Martina Bramberger, M. Joan Alexander, Sean M. Davis, Aurelien Podglajen, Albert Hertzog, Lars Kalnajs, Terry Deshler, J. Douglas Goetz, and Sergey Khaykin

Atmospheric waves in the tropical tropopause layer are recognized as a significant influence on processes that impact global climate. For example, waves drive the quasi-biennial oscillation (QBO) in equatorial stratospheric winds and modulate occurrences of cirrus clouds. However, the QBO in the lower stratosphere and thin cirrus have continued to elude accurate simulation in state-of-the-art climate models and seasonal forecast systems. We use first-of-their-kind profile measurements deployed beneath a long-duration balloon to provide new insights into impacts of fine-scale waves on equatorial cirrus clouds and the QBO just above the tropopause. Analysis of these balloon-borne measurements reveals previously uncharacterized fine-vertical-scale waves (<1km) with large horizontal extent (>1000km) and multiday periods. These waves affect cirrus clouds and QBO winds in ways that could explain current climate model shortcomings in representing these stratospheric influences on climate. Accurately simulating these fine-vertical-scale processes thus has the potential to improve sub-seasonal to near-term climate prediction.

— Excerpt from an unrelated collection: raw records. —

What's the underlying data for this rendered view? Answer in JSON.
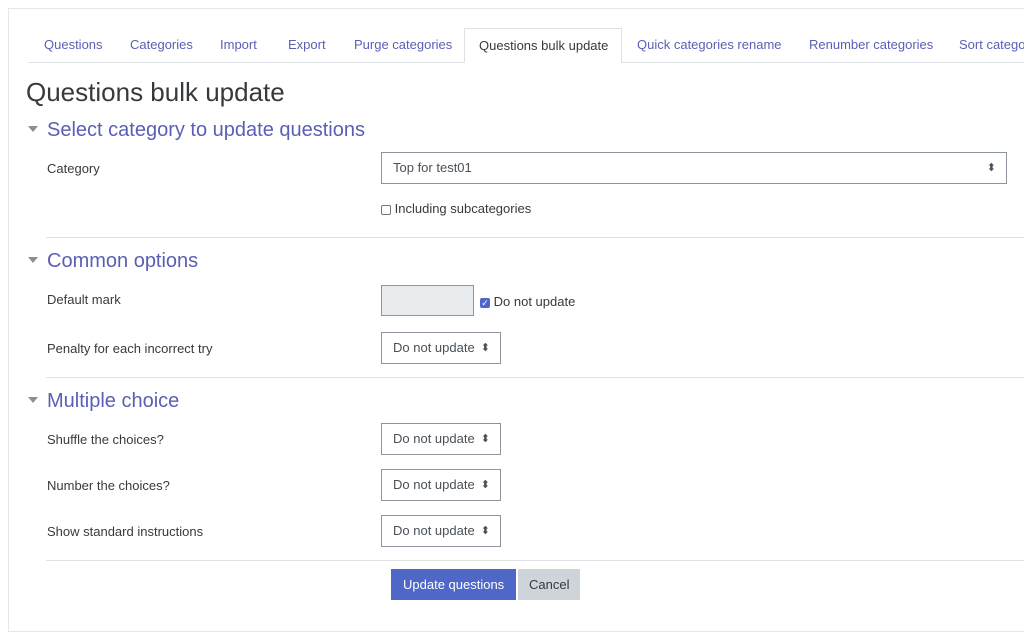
{
  "tabs": [
    {
      "label": "Questions",
      "active": false
    },
    {
      "label": "Categories",
      "active": false
    },
    {
      "label": "Import",
      "active": false
    },
    {
      "label": "Export",
      "active": false
    },
    {
      "label": "Purge categories",
      "active": false
    },
    {
      "label": "Questions bulk update",
      "active": true
    },
    {
      "label": "Quick categories rename",
      "active": false
    },
    {
      "label": "Renumber categories",
      "active": false
    },
    {
      "label": "Sort categories",
      "active": false
    }
  ],
  "page_title": "Questions bulk update",
  "sections": {
    "select": {
      "heading": "Select category to update questions",
      "category_label": "Category",
      "category_value": "Top for test01",
      "subcat_label": "Including subcategories",
      "subcat_checked": false
    },
    "common": {
      "heading": "Common options",
      "default_mark_label": "Default mark",
      "default_mark_value": "",
      "dnu_label": "Do not update",
      "dnu_checked": true,
      "penalty_label": "Penalty for each incorrect try",
      "penalty_value": "Do not update"
    },
    "mc": {
      "heading": "Multiple choice",
      "shuffle_label": "Shuffle the choices?",
      "shuffle_value": "Do not update",
      "number_label": "Number the choices?",
      "number_value": "Do not update",
      "instr_label": "Show standard instructions",
      "instr_value": "Do not update"
    }
  },
  "buttons": {
    "submit": "Update questions",
    "cancel": "Cancel"
  },
  "colors": {
    "accent": "#5a5fb5",
    "primary_button": "#4f68c8",
    "secondary_button": "#ced4da"
  }
}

How to cite: Bramberger, M., Alexander, M. J., Davis, S. M., Podglajen, A., Hertzog, A., Kalnajs, L., Deshler, T., Goetz, J. D., and Khaykin, S.: First measurements of fine-vertical-scale wave impacts on the tropical lower stratosphere, EGU General Assembly 2022, Vienna, Austria, 23–27 May 2022, EGU22-13062, https://doi.org/10.5194/egusphere-egu22-13062, 2022.